» **Items listed in a dataset**:
________________
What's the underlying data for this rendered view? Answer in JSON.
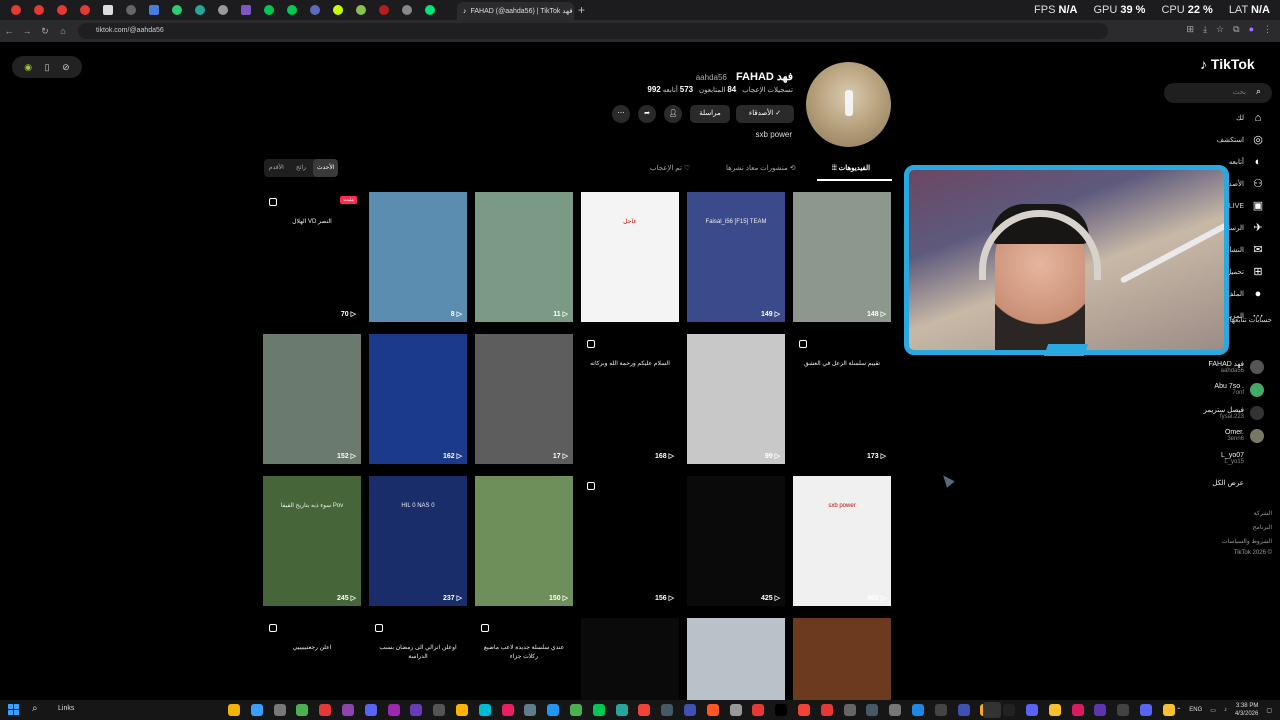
{
  "browser": {
    "active_tab_title": "FAHAD (@aahda56) | TikTok فهد",
    "url": "tiktok.com/@aahda56",
    "new_tab_symbol": "+",
    "close_tab_symbol": "×"
  },
  "perf": {
    "fps_label": "FPS",
    "fps_value": "N/A",
    "gpu_label": "GPU",
    "gpu_value": "39 %",
    "cpu_label": "CPU",
    "cpu_value": "22 %",
    "lat_label": "LAT",
    "lat_value": "N/A"
  },
  "tiktok": {
    "logo": "TikTok",
    "search_placeholder": "بحث",
    "nav": [
      "لك",
      "استكشف",
      "أتابعه",
      "الأصدقاء",
      "LIVE",
      "الرسائل",
      "النشاط",
      "تحميل",
      "الملف الشخصي",
      "المزيد"
    ],
    "following_title": "حسابات تتابعها",
    "following": [
      {
        "name": "FAHAD فهد",
        "handle": "aahda56"
      },
      {
        "name": "Abu 7so .",
        "handle": "7onf"
      },
      {
        "name": "فيصل ستريمر",
        "handle": "fysal.223"
      },
      {
        "name": "Omer.",
        "handle": "3enn6"
      },
      {
        "name": "L_yo07",
        "handle": "L_yo15"
      }
    ],
    "see_all": "عرض الكل",
    "footer": [
      "الشركة",
      "البرنامج",
      "الشروط والسياسات",
      "TikTok 2026 ©"
    ]
  },
  "profile": {
    "name": "FAHAD فهد",
    "handle": "aahda56",
    "following_count": "573",
    "following_label": "أتابعه",
    "followers_count": "84",
    "followers_label": "المتابعون",
    "likes_count": "992",
    "likes_label": "تسجيلات الإعجاب",
    "friends_button": "الأصدقاء ✓",
    "message_button": "مراسلة",
    "bio": "sxb power"
  },
  "tabs": {
    "videos": "الفيديوهات",
    "reposts": "منشورات معاد نشرها",
    "liked": "تم الإعجاب",
    "sort": [
      "الأحدث",
      "رائج",
      "الأقدم"
    ]
  },
  "videos": [
    {
      "views": "148",
      "caption": "",
      "bg": "#8d978d"
    },
    {
      "views": "149",
      "caption": "Faisal_i56 [F15] TEAM",
      "bg": "#3b4a8a"
    },
    {
      "views": "",
      "caption": "عاجل",
      "bg": "#f4f4f4"
    },
    {
      "views": "11",
      "caption": "",
      "bg": "#7a9a86"
    },
    {
      "views": "8",
      "caption": "",
      "bg": "#5a8db0"
    },
    {
      "views": "70",
      "caption": "النصر VD الهلال",
      "bg": "#000000",
      "badge": "مثبت"
    },
    {
      "views": "173",
      "caption": "تقييم سلسلة الزعل في العشق",
      "bg": "#000000"
    },
    {
      "views": "99",
      "caption": "",
      "bg": "#c8c8c8"
    },
    {
      "views": "168",
      "caption": "السلام عليكم ورحمة الله وبركاته",
      "bg": "#000000"
    },
    {
      "views": "17",
      "caption": "",
      "bg": "#5d5d5d"
    },
    {
      "views": "162",
      "caption": "",
      "bg": "#1c3a8c"
    },
    {
      "views": "152",
      "caption": "",
      "bg": "#6b7a6e"
    },
    {
      "views": "403",
      "caption": "sxb power",
      "bg": "#f0f0f0"
    },
    {
      "views": "425",
      "caption": "",
      "bg": "#0a0a0a"
    },
    {
      "views": "156",
      "caption": "",
      "bg": "#000000"
    },
    {
      "views": "150",
      "caption": "",
      "bg": "#6f8f5a"
    },
    {
      "views": "237",
      "caption": "HIL 0 NAS 0",
      "bg": "#1a2d6b"
    },
    {
      "views": "245",
      "caption": "Pov سوء ذبه بتاريخ الفيفا",
      "bg": "#46663a"
    },
    {
      "views": "",
      "caption": "",
      "bg": "#6b3a1f"
    },
    {
      "views": "",
      "caption": "",
      "bg": "#b9c2c9"
    },
    {
      "views": "",
      "caption": "",
      "bg": "#0a0a0a"
    },
    {
      "views": "",
      "caption": "عندي سلسلة جديدة لاعب ماضيع ركلات جزاء",
      "bg": "#000000"
    },
    {
      "views": "",
      "caption": "اوعلن اتزالي الى رمضان بسبب الدراسة",
      "bg": "#000000"
    },
    {
      "views": "",
      "caption": "اعلن رجعتيييييي",
      "bg": "#000000"
    }
  ],
  "taskbar": {
    "links_label": "Links",
    "lang": "ENG",
    "time": "3:38 PM",
    "date": "4/3/2026"
  },
  "colors": {
    "tiktok_red": "#fe2c55",
    "facecam_border": "#29a9e0"
  }
}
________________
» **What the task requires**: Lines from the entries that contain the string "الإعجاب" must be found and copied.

» **Your response**:
    "likes_label": "تسجيلات الإعجاب",
    "liked": "تم الإعجاب",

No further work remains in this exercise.